potential to let physicians assess the benefit of their work
right in the operating room, rather than waiting to see if symptoms
"We're ready to create the chips and use the robot to
insert them into the hearts of lab animals," Michler said.
"We're looking at probably five years before human clinical
Joining Michler on the panel were Costantino Benedetti, director
of cancer pain, therapy and palliative medicine at the James
Cancer Hospital at Ohio State; Michael Caligiuri, the associate
director for clinical research at Ohio State's Comprehensive
Cancer Center; and Pascal Goldschmidt, chief of cardiology at
Duke University. They offered their perspective on how nanotechnology
will affect patient treatment in the future:
- Treating the pain associated with surgery is poorly done
in more than 50 percent of patients, even with today's technology,
says Benedetti. Benedetti hopes for the development of a local
anesthetic that could last days - or even weeks - and be released
inside the body through slow-release technology. Today's strongest
local anesthetics last a maximum of eight hours, Benedetti said.
"A drug delivery system that would allow a short-acting
anesthetic to be released slowly would be advantageous,"
he said. For example, a surgeon could place the slow-release
anesthetic in the wound at the end of the surgical procedure,
forgoing the need for traditional post-operation pain relief.
A painkiller released slowly inside the body would prevent the
pain impulses from reaching the brain, so a patient would never
feel the pain.
- While the field of cancer vaccines is in its "infancy,"
said Caligiuri, there is the potential to develop a vaccine-containing
chip or slow-release capsule taken orally that can target specific
types of cancer. "Cancer prevention via vaccination is a
huge frontier," he said. Other than developing the appropriate
vaccines, obstacles to overcome also include determining the
right dose of the vaccine, where in the body to deliver it and
the duration of delivery. "Drug delivery devices would give
us much better control of dosing, thus enhancing the effectiveness
of the drug while limiting its toxicity," Caligiuri said.
Also, a chip could house the tools to relay to physicians
information on potentially cancerous tissues. "Most men
70 and older harbor some evidence of pre-malignant or even malignant
cancer in the prostate tissue, although the majority of these
will never become a problem during their lifetime," Caligiuri
said. But microchips equipped with sensors could detect mutated
genes or dangerous levels of hormones, and enable doctors to
determine which tissues to treat.
- Microchips could contain stem cells - cells that give rise
to other specialized cells - that would grow and proliferate
inside the body.
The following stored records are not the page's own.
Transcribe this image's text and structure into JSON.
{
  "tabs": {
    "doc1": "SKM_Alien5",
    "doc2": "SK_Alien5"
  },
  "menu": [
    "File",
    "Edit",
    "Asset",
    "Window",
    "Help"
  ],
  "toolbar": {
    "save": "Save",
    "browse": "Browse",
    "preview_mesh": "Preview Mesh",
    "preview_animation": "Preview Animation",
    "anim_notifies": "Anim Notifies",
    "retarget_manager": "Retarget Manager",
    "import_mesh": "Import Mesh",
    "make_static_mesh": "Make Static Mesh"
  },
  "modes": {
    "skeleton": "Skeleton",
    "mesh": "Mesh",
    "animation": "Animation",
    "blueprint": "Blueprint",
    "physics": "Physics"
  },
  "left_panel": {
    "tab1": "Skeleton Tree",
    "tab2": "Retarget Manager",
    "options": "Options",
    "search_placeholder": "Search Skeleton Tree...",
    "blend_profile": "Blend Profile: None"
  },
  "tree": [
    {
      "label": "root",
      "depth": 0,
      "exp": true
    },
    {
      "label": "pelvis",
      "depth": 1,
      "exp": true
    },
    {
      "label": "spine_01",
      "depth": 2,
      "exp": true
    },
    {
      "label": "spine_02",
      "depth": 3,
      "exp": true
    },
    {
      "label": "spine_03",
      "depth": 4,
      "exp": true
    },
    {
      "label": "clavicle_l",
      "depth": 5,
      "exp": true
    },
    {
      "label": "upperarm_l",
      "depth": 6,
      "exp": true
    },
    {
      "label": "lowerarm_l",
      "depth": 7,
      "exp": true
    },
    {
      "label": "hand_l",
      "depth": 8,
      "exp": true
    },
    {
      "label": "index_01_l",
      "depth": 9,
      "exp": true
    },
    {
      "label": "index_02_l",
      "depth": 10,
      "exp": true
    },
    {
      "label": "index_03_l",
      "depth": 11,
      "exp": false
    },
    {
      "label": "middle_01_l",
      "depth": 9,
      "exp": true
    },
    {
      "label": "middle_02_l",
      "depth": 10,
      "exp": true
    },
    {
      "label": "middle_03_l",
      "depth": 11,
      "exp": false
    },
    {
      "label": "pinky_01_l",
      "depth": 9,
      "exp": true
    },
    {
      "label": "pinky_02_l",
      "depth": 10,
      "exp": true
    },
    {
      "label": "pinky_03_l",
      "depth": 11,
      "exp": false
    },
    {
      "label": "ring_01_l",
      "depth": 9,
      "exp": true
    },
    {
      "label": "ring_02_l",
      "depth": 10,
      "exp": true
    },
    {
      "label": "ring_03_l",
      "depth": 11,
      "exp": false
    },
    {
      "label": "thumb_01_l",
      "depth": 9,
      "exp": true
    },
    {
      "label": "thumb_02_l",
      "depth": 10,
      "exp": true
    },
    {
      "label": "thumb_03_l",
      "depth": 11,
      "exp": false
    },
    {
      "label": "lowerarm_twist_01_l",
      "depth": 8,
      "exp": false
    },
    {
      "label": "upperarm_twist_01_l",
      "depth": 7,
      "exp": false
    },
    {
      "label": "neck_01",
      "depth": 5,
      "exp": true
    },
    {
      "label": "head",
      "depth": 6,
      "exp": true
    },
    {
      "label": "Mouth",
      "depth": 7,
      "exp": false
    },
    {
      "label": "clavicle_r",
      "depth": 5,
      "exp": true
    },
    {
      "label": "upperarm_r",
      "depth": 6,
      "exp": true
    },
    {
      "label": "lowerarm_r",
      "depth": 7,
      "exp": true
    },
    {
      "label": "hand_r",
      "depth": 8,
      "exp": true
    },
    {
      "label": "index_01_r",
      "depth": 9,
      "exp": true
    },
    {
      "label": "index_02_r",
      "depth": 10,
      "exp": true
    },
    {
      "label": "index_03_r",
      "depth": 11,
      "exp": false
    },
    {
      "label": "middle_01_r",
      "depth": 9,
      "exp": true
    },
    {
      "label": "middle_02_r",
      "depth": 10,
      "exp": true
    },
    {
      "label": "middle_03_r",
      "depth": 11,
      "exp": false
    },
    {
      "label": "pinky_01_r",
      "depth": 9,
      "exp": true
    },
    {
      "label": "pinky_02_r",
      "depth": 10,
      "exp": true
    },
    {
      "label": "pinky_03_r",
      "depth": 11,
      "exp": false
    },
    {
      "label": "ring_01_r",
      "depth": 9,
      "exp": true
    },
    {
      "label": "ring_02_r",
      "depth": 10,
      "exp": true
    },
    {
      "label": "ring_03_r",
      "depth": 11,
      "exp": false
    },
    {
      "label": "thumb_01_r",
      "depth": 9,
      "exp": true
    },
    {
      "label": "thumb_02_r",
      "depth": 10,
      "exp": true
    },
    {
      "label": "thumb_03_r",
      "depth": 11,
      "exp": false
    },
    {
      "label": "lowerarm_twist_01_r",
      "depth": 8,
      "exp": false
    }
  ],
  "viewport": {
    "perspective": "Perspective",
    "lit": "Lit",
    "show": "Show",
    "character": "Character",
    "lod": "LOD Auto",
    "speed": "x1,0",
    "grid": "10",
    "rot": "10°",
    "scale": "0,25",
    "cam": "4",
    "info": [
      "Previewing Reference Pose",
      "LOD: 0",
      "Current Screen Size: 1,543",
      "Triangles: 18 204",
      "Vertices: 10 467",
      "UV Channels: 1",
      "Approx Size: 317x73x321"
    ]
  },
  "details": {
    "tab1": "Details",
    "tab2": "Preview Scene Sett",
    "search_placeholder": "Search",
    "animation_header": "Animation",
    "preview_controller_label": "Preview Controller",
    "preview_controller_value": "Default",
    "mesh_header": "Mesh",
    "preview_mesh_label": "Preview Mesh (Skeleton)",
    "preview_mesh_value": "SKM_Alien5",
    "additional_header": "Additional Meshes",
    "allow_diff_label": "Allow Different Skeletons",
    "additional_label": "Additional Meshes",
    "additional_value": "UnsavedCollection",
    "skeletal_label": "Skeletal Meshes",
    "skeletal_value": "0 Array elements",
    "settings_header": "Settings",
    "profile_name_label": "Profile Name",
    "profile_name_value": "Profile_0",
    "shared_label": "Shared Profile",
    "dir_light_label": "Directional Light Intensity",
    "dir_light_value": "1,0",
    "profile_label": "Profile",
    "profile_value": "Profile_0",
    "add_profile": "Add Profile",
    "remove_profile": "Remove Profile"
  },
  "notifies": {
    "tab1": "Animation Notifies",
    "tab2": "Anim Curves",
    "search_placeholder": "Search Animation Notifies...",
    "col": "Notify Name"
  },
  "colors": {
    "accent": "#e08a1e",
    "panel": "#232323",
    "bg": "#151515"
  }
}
This chip technology could even create new tissue
on damaged organs. "Instead of transplanting a whole organ,
we would do a transplant using stem cells," Goldschmidt
said. "These cells can be engineered inside the body to
ensure that normal heart tissue would form even in the region
damaged by a heart attack."
The possibilities also include cellular therapy - Goldschmidt
envisions one day using a device called a nanoneedle to analyze
the cells of heart tissue in a patient with heart disease. Using
such a small needle would allow doctors to "see" damaged
genes. They could then use stem cell transplantation to replenish
the damaged tissue. "It's a totally new way of detecting
faulty genes," Goldschmidt said. "We could look at
the tissue in question and, without having to do a biopsy, see
if the tissue is damaged."
Goldschmidt also talked about "smart stents" - these
stents would support tissue and keep the blood vessels of the
heart open, and also be able to detect changes in blood flow.
"Smart stents would have a sensory role," Goldschmidt
said. "They would gather information on how blood flows
organ, without the need for a physician to directly examine the
- Robert Michler, (614) 293-5502; Michler.email@example.com
Costantino Benedetti, (614) 293-6040; Benedetti.firstname.lastname@example.org
Michael Caligiuri, (614) 293-7521; Caligiuriemail@example.com
- Pascal Goldschmidt, (919) 681-6000; Golds017@mc.duke.edu
Written by Holly Wagner, (614) 292-8310; Wagner.firstname.lastname@example.org